She closed her eyes as tightly as possible, so tight that the blackness faded to a caramel brown, the way it had done when she was a schoolgirl and the class were told to put their heads on the desk and go to sleep. She pretended she was on her own. Music spilled in from one of the other apartments: Tracy Chapman, ‘Fast Car’. She must have heard it a thousand times that summer.
This morning, I sent a hundred dollars to Stephen Sondheim. Not, I suspect, that one of the world’s most accomplished composers is in urgent need of money; it was payment for permission to use lyrics from one of his songs in my next book. Anyway, it got me thinking about music and songs and about the role they can play in books, especially when it comes to their power to bring you back to a certain time and place.

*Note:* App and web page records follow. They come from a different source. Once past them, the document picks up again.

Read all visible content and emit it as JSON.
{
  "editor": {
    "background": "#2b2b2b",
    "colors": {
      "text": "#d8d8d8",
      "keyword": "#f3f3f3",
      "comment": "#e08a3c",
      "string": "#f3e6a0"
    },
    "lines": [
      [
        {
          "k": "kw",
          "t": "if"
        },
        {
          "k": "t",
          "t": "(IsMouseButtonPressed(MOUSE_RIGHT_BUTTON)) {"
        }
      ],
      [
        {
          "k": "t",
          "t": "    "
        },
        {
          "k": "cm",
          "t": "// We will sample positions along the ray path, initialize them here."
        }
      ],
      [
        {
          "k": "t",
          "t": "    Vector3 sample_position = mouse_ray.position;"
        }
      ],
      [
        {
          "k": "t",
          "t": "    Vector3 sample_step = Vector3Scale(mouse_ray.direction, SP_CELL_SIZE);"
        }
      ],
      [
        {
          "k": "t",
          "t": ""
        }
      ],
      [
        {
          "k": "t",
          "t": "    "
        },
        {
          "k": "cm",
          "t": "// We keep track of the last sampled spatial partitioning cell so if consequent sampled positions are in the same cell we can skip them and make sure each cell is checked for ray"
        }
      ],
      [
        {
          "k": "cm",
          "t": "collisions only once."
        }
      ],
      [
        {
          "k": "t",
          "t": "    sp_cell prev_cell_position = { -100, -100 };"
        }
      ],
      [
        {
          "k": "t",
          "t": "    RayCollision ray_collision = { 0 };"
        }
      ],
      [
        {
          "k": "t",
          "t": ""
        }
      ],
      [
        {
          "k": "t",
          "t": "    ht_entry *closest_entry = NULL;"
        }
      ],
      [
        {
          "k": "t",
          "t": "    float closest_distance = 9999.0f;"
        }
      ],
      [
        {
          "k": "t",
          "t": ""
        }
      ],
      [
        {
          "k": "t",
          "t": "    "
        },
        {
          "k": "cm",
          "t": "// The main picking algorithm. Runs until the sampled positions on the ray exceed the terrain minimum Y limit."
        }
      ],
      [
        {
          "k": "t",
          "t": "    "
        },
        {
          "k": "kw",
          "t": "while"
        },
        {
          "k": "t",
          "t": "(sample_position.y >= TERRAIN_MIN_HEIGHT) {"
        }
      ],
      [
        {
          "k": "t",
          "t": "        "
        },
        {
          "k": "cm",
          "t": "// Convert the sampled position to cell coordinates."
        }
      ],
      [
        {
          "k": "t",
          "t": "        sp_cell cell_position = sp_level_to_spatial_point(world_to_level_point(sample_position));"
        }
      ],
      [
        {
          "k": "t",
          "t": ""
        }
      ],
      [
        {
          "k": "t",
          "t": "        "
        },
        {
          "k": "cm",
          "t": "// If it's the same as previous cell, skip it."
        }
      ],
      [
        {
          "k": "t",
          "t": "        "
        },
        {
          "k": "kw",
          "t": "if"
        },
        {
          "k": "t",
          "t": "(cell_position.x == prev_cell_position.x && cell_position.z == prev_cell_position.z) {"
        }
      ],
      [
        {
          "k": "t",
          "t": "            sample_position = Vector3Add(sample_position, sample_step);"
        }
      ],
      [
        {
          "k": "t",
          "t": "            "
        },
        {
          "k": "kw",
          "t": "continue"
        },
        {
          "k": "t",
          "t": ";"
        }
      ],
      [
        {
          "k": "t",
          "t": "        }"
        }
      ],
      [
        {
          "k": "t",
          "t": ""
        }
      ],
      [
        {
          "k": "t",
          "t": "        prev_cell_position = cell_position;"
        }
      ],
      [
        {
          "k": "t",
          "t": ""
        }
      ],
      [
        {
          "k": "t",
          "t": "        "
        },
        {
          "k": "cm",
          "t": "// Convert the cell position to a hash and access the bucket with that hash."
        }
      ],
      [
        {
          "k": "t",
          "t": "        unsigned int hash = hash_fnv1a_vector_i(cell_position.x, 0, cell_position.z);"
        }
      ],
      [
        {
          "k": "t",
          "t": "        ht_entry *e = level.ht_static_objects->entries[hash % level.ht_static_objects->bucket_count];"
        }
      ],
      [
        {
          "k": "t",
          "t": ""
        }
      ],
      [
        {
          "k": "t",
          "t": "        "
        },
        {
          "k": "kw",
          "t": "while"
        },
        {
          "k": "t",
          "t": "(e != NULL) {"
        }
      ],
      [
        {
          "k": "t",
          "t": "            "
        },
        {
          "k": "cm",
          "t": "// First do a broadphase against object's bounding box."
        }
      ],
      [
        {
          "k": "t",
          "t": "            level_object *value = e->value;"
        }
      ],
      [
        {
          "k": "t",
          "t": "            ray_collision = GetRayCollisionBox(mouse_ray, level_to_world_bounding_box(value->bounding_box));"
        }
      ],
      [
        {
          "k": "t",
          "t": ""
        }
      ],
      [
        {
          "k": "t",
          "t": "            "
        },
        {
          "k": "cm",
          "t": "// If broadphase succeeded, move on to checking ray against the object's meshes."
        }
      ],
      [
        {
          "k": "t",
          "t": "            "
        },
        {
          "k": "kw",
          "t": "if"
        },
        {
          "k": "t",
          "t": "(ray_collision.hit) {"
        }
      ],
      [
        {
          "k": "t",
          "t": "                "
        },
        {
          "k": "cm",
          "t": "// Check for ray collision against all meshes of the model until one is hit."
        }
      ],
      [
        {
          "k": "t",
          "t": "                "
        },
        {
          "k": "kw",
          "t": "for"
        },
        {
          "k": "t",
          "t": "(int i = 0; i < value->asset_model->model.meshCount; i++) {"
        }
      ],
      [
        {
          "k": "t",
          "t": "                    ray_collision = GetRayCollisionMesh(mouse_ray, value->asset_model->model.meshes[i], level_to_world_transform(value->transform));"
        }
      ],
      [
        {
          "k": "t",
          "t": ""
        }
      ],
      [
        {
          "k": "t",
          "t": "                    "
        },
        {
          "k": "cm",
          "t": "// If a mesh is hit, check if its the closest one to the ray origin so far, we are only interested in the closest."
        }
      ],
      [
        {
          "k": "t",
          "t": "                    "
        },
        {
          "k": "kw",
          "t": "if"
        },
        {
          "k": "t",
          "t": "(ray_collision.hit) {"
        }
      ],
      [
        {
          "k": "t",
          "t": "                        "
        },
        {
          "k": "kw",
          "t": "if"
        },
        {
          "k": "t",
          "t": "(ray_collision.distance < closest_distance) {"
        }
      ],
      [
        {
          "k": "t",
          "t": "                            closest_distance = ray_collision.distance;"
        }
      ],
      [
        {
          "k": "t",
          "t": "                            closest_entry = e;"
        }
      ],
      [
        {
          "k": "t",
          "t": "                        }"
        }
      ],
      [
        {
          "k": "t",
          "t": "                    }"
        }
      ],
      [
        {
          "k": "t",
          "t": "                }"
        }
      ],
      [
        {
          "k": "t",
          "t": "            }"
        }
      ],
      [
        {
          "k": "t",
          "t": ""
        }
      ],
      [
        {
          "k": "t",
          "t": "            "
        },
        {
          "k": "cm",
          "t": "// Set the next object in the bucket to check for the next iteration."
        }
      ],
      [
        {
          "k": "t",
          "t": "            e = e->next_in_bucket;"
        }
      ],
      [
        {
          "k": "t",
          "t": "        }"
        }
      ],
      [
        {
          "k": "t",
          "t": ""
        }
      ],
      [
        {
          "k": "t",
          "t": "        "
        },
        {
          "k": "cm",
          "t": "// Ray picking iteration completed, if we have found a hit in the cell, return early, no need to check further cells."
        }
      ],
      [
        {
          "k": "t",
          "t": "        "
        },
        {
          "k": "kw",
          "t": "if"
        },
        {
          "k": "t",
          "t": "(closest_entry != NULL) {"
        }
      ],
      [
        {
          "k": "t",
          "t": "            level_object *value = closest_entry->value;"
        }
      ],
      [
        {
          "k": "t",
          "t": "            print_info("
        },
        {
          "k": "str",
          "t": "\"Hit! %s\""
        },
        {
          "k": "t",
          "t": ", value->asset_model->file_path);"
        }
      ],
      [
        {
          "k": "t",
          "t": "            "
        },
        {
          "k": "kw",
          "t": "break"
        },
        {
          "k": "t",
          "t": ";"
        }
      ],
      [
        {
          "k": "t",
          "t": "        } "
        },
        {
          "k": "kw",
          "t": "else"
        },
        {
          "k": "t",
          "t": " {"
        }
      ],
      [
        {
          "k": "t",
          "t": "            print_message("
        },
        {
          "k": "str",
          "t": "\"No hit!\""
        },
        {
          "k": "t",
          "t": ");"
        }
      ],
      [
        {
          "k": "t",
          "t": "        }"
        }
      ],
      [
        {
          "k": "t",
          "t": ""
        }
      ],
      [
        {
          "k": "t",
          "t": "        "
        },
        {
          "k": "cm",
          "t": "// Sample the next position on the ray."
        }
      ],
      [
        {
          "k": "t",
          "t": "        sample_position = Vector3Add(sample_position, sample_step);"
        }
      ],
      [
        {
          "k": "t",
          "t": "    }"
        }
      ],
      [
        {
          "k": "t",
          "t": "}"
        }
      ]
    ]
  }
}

My book, Going Back, is a story in two parts: the first half is set in Boston in 1988, the second in present-day Dublin and Boston. For the early chapters I needed to evoke what it was like to be young and Irish in America at the end of the 1980s. I was helped by the fact that I did spend the summer of 1988 in Boston, so, to begin with, I wrote a list of all the things I remembered about those months.
The big stuff was easy; in no time at all, I’d scribbled down pages of notes about my job, about the jobs the others in the apartment had, and about our general sense of wonder at actually being in America. What surprised me, though, was how many small details were lurking at the back of my head.
I remembered going to see films like Who Framed Roger Rabbit and A Fish Called Wanda. I remembered buying white leggings and a denim shirt in a discount clothes shop (this was the 1980s!), but most of all I remembered songs, lots of songs. ‘Sweet Child O’Mine’ by Guns and Roses was on the radio all day every day. Every apartment on our street must have had a copy of Tracy Chapman’s first album because its songs were constantly wafting in. And we owned a paltry collection of cassettes, one of which was Fleetwood Mac’s ‘Tango in the Night’.
I tracked down all of these and played them. And played them. And played them a bit more. Each time I listened, more memories were triggered. I also found it easier to visualise the book’s main characters, Elizabeth and Danny. I saw him as a rock music obsessive, a bit of a musical snob whereas she was more of a Fleetwood Mac fan. I even gave her a favourite song: ‘Seven Wonders’.
Oh, and there was another benefit to all of this musical nostalgia. Where better to get a reminder of the era’s fashions than in the thousands of videos on YouTube? If you don’t remember the clothes and the big big hair of the late eighties, I recommend going online and finding the video for the Bruce Springsteen song, ‘Tougher Than The Rest’ From the stone-washed jeans to the teeny-tiny lycra miniskirts, every crime against fashion is there. That’s how I picture Elizabeth and Danny.
Novel Kicks is a blog for story tellers and book lovers.